About 45 minutes later, we pulled up to the cashier to pay our share of parking ($7, for which i had a $10 bill). I said to the Badger “We ought to pay for their parking, just to surprise them…”, thinking of all our kinder friends who are infinitely nicer and more elegant under pressure than I, who a) would not have gotten into a verbal fist fight in front of their children, and b) would have paid for the parking of the person behind them. His response was “We will do no such thing!” and told me what I should say to the cashier instead...
As I pulled up and handed the very nice cashier my $10 bill, I said what I was instructed to say.
“If you will kindly tell the people in the car behind us to go f*ck themselves, you can keep the change…”.
He laughed hysterically.

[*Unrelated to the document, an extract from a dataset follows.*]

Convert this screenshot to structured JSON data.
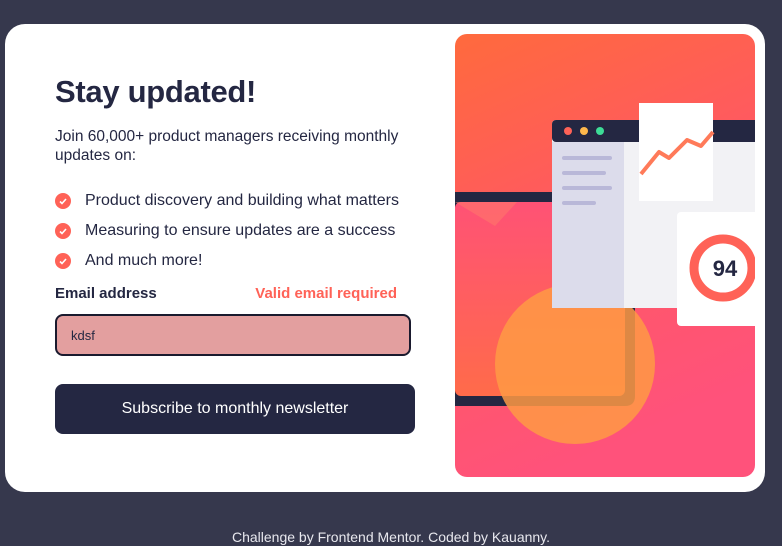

So did we. ("Merry Christmas to all, and to all a good night!")
I hope my children have now learned how NOT to behave in a parking ramp at Christmastime. I’ll leave my Sunday story for some other blog post. Let’s just say it includes two toddlers who did not nap, a "I'm-just-going-to-run-out-and-pick-up-some-Christmas-lights-for-the-tree" shopping trip involving six, count them, SIX different stores who were all sold out of lights, and one mommy who finally snapped under the Christmas pressure and ripped down the half-burned out Christmas light strands from our undecorated tree. Have I mentioned yet that it's December 18th?